RECORDS FOR PROCESSING: Begin

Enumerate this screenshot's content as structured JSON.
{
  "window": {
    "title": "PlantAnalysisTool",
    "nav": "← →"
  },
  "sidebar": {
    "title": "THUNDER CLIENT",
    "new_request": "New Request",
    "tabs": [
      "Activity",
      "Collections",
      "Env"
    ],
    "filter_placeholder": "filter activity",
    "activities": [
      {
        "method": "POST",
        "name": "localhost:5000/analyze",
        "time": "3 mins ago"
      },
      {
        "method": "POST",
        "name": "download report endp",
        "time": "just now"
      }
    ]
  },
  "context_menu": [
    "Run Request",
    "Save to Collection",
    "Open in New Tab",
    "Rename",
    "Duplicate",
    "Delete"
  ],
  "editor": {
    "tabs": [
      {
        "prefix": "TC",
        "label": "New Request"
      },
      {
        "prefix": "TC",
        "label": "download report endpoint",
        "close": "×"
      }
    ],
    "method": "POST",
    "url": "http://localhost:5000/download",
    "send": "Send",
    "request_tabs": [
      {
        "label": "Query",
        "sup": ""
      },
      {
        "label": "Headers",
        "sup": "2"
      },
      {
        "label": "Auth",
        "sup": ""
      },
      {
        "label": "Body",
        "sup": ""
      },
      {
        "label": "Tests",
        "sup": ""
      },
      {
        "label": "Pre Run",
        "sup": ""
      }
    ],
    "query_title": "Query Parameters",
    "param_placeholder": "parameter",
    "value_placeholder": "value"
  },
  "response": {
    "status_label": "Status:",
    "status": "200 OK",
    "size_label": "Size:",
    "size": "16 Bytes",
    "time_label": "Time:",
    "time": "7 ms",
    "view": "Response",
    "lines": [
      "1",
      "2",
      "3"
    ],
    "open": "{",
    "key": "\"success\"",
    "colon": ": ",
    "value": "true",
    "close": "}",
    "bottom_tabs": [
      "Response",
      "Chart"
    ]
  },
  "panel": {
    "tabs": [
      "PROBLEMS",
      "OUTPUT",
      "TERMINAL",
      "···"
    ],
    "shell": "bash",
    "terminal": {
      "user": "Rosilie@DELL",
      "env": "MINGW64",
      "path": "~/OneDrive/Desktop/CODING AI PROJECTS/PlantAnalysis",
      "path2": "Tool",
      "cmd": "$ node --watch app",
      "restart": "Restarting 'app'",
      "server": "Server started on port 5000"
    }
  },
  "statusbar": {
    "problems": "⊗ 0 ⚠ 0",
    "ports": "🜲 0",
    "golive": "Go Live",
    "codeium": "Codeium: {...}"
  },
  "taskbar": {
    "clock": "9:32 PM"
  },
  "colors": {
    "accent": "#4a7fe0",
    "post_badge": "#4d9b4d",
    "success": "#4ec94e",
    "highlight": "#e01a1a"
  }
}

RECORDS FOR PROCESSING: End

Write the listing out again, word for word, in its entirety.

Enumerate this screenshot's content as structured JSON.
{
  "window": {
    "title": "PlantAnalysisTool",
    "nav": "← →"
  },
  "sidebar": {
    "title": "THUNDER CLIENT",
    "new_request": "New Request",
    "tabs": [
      "Activity",
      "Collections",
      "Env"
    ],
    "filter_placeholder": "filter activity",
    "activities": [
      {
        "method": "POST",
        "name": "localhost:5000/analyze",
        "time": "3 mins ago"
      },
      {
        "method": "POST",
        "name": "download report endp",
        "time": "just now"
      }
    ]
  },
  "context_menu": [
    "Run Request",
    "Save to Collection",
    "Open in New Tab",
    "Rename",
    "Duplicate",
    "Delete"
  ],
  "editor": {
    "tabs": [
      {
        "prefix": "TC",
        "label": "New Request"
      },
      {
        "prefix": "TC",
        "label": "download report endpoint",
        "close": "×"
      }
    ],
    "method": "POST",
    "url": "http://localhost:5000/download",
    "send": "Send",
    "request_tabs": [
      {
        "label": "Query",
        "sup": ""
      },
      {
        "label": "Headers",
        "sup": "2"
      },
      {
        "label": "Auth",
        "sup": ""
      },
      {
        "label": "Body",
        "sup": ""
      },
      {
        "label": "Tests",
        "sup": ""
      },
      {
        "label": "Pre Run",
        "sup": ""
      }
    ],
    "query_title": "Query Parameters",
    "param_placeholder": "parameter",
    "value_placeholder": "value"
  },
  "response": {
    "status_label": "Status:",
    "status": "200 OK",
    "size_label": "Size:",
    "size": "16 Bytes",
    "time_label": "Time:",
    "time": "7 ms",
    "view": "Response",
    "lines": [
      "1",
      "2",
      "3"
    ],
    "open": "{",
    "key": "\"success\"",
    "colon": ": ",
    "value": "true",
    "close": "}",
    "bottom_tabs": [
      "Response",
      "Chart"
    ]
  },
  "panel": {
    "tabs": [
      "PROBLEMS",
      "OUTPUT",
      "TERMINAL",
      "···"
    ],
    "shell": "bash",
    "terminal": {
      "user": "Rosilie@DELL",
      "env": "MINGW64",
      "path": "~/OneDrive/Desktop/CODING AI PROJECTS/PlantAnalysis",
      "path2": "Tool",
      "cmd": "$ node --watch app",
      "restart": "Restarting 'app'",
      "server": "Server started on port 5000"
    }
  },
  "statusbar": {
    "problems": "⊗ 0 ⚠ 0",
    "ports": "🜲 0",
    "golive": "Go Live",
    "codeium": "Codeium: {...}"
  },
  "taskbar": {
    "clock": "9:32 PM"
  },
  "colors": {
    "accent": "#4a7fe0",
    "post_badge": "#4d9b4d",
    "success": "#4ec94e",
    "highlight": "#e01a1a"
  }
}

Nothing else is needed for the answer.